Top of DATASET

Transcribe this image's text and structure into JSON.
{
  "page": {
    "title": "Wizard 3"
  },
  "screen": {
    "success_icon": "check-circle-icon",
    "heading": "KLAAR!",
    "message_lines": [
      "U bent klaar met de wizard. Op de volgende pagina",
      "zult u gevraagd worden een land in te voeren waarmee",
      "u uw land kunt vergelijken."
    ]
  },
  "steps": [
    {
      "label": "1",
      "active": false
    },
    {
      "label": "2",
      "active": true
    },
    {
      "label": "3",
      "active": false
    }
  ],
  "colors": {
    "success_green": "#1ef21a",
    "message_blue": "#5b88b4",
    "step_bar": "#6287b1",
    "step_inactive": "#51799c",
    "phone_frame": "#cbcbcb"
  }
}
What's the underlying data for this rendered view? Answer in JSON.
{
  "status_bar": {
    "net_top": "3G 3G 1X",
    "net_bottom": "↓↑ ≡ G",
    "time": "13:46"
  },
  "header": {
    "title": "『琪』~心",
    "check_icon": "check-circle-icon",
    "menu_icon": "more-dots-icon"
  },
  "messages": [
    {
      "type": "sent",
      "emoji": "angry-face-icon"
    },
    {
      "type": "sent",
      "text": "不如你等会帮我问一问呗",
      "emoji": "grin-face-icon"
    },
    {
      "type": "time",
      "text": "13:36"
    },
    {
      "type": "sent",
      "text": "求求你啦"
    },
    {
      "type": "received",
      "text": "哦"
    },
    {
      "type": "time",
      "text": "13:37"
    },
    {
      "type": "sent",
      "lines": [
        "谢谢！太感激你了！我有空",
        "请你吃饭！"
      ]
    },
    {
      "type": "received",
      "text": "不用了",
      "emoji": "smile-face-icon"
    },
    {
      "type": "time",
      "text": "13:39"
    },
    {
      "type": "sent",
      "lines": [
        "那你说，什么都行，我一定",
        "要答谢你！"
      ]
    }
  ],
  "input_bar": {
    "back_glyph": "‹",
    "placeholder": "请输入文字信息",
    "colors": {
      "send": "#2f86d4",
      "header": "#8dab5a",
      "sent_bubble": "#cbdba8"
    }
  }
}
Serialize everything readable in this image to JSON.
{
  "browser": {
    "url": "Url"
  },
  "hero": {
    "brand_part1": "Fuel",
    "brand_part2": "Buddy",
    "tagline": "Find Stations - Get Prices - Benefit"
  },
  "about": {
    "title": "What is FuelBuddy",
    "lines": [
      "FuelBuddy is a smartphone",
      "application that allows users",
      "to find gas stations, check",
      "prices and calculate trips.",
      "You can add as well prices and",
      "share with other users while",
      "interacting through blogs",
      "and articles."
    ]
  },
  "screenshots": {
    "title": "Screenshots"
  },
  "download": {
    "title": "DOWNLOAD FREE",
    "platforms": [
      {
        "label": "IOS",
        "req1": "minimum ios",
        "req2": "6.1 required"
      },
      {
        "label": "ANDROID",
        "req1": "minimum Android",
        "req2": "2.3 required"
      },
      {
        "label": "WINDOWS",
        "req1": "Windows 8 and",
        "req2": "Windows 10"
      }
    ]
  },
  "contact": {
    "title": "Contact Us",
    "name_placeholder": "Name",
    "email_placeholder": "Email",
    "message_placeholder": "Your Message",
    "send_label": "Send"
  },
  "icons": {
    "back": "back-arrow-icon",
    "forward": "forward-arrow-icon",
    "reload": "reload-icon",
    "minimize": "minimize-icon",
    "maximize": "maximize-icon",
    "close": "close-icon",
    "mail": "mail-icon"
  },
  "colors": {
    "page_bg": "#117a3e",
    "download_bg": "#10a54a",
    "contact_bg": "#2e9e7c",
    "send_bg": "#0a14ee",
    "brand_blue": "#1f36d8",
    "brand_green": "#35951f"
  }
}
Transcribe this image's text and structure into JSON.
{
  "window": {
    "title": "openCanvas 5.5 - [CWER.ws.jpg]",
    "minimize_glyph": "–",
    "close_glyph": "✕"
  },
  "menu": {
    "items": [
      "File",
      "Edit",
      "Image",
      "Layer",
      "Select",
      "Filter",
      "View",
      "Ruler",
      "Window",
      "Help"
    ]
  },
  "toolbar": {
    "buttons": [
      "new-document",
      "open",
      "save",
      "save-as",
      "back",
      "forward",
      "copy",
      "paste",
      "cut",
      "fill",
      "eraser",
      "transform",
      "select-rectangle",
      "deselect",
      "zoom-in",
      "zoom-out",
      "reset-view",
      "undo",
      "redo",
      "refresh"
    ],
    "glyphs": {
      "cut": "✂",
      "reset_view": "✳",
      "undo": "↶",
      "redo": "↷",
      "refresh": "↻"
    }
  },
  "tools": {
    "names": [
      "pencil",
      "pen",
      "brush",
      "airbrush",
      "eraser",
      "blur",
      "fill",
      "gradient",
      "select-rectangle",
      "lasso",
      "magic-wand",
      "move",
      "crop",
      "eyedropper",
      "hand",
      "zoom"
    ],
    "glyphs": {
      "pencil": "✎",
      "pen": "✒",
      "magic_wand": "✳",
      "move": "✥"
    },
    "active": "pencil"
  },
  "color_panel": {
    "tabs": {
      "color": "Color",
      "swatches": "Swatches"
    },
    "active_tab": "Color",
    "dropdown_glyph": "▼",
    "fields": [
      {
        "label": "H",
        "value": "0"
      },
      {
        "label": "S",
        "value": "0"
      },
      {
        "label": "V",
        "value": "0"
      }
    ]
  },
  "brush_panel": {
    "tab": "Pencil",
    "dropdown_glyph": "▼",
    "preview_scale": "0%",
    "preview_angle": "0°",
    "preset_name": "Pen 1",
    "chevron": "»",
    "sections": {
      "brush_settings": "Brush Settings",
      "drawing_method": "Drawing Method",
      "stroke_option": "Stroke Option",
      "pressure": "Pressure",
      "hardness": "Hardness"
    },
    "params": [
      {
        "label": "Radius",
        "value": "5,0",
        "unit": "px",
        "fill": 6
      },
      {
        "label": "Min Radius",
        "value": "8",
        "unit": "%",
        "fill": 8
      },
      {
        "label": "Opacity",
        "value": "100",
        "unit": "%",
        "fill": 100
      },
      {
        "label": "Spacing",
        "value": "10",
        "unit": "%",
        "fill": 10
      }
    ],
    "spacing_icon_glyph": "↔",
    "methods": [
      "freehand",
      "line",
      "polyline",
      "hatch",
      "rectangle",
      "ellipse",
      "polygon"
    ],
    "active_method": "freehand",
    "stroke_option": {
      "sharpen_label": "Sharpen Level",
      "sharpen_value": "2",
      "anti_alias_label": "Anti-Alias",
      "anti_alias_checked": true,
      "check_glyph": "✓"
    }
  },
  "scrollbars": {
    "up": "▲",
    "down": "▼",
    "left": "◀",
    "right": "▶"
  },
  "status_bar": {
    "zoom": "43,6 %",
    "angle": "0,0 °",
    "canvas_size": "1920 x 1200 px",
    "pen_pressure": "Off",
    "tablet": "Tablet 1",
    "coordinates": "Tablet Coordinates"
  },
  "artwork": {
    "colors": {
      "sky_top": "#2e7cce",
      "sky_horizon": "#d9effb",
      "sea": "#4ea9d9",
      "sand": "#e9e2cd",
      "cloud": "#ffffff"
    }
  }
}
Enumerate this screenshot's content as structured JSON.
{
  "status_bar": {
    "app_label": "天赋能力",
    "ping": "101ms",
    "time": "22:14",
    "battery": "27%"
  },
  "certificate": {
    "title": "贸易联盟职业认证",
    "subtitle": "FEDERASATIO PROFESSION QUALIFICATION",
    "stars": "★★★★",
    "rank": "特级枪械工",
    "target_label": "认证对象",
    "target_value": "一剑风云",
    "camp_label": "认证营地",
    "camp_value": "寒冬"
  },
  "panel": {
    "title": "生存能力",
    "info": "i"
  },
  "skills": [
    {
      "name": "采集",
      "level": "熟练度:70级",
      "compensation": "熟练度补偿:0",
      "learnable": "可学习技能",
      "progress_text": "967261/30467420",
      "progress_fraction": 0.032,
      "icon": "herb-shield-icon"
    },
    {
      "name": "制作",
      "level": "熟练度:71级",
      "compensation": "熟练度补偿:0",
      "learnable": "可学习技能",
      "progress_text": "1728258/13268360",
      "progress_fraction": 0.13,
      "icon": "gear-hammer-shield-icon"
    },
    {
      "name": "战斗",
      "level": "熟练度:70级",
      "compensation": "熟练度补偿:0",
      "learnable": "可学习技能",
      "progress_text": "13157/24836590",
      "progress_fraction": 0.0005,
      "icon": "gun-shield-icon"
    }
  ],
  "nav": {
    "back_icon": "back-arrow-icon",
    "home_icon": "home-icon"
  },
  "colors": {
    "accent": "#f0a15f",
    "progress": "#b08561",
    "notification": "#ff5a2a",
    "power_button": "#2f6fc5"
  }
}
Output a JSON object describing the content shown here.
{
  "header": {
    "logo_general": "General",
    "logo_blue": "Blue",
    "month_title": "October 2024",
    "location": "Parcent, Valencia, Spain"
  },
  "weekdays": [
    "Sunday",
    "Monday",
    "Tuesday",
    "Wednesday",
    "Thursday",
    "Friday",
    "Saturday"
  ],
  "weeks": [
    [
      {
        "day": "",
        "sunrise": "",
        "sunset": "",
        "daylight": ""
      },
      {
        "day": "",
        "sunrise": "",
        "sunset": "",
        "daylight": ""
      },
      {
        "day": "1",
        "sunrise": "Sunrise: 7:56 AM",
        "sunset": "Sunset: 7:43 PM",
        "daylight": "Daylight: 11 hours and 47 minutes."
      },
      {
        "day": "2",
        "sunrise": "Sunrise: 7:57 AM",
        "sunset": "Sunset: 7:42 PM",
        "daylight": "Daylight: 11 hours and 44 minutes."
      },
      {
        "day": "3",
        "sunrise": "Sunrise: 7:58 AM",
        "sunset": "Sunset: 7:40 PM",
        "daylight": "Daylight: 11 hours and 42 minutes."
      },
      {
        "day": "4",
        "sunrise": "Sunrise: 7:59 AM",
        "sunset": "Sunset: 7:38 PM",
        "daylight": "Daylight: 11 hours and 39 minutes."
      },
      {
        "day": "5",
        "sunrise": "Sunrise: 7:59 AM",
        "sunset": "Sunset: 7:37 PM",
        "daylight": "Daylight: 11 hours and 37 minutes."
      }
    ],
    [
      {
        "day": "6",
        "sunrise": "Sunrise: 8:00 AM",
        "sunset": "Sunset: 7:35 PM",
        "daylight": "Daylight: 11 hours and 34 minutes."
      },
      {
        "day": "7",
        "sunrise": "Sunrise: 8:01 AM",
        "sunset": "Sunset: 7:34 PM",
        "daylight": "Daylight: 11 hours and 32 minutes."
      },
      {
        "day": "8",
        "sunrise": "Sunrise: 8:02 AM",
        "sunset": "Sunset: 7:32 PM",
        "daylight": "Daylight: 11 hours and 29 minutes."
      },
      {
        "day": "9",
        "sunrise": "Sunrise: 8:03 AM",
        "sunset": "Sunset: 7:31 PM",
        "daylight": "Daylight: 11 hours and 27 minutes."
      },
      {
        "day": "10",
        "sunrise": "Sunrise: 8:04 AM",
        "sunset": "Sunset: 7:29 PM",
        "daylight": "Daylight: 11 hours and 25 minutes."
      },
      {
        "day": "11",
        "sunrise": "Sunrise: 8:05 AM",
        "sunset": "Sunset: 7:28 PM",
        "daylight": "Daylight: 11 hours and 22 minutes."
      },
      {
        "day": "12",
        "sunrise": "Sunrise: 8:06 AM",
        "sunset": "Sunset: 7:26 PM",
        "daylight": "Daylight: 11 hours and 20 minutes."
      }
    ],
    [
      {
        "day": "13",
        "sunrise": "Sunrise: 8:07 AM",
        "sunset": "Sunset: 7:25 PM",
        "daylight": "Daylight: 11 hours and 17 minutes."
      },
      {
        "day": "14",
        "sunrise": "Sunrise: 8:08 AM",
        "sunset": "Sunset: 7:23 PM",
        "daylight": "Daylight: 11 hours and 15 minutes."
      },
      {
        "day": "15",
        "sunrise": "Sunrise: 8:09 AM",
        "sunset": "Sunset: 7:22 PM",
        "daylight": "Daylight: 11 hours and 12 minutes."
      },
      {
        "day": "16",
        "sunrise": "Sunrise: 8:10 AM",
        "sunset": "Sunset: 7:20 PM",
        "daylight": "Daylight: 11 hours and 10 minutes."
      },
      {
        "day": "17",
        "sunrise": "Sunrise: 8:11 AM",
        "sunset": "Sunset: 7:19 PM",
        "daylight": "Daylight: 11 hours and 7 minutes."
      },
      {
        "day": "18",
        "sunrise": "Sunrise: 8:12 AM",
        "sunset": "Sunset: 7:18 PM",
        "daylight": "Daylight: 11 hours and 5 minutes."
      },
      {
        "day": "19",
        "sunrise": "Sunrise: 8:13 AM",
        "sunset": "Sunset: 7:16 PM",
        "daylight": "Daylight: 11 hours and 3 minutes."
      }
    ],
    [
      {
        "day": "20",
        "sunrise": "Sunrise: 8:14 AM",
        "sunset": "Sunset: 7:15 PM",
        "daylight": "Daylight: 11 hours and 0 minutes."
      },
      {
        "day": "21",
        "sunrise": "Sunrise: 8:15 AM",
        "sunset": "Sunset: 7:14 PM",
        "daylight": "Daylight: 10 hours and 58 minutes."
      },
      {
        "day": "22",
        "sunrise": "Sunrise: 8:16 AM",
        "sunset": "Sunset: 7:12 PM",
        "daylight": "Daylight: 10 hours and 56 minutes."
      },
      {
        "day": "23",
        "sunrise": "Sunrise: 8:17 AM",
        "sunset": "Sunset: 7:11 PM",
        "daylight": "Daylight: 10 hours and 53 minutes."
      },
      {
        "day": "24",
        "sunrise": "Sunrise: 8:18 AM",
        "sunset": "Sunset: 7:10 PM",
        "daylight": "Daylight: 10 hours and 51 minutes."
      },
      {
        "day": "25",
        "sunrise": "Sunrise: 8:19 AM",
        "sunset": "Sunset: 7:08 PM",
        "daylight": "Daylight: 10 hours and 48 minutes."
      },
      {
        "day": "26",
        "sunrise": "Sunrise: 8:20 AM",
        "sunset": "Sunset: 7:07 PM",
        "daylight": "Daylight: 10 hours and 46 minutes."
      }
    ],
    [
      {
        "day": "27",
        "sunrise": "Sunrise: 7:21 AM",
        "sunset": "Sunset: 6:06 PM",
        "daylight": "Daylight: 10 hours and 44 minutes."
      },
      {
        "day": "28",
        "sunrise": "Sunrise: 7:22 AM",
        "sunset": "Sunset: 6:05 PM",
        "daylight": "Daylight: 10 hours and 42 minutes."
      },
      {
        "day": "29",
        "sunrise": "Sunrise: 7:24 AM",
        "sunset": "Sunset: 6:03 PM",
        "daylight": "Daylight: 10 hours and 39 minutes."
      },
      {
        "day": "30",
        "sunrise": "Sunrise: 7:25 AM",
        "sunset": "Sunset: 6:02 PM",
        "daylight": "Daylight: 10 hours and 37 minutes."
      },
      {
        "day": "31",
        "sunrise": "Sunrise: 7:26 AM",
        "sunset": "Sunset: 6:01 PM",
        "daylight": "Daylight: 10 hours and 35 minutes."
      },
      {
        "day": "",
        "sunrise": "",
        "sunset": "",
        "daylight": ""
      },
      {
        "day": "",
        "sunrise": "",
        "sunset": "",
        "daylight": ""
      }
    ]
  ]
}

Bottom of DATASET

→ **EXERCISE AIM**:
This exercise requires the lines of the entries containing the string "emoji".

→ **RESPONSE TO THIS EXERCISE**:
      "emoji": "angry-face-icon"
      "emoji": "grin-face-icon"
      "emoji": "smile-face-icon"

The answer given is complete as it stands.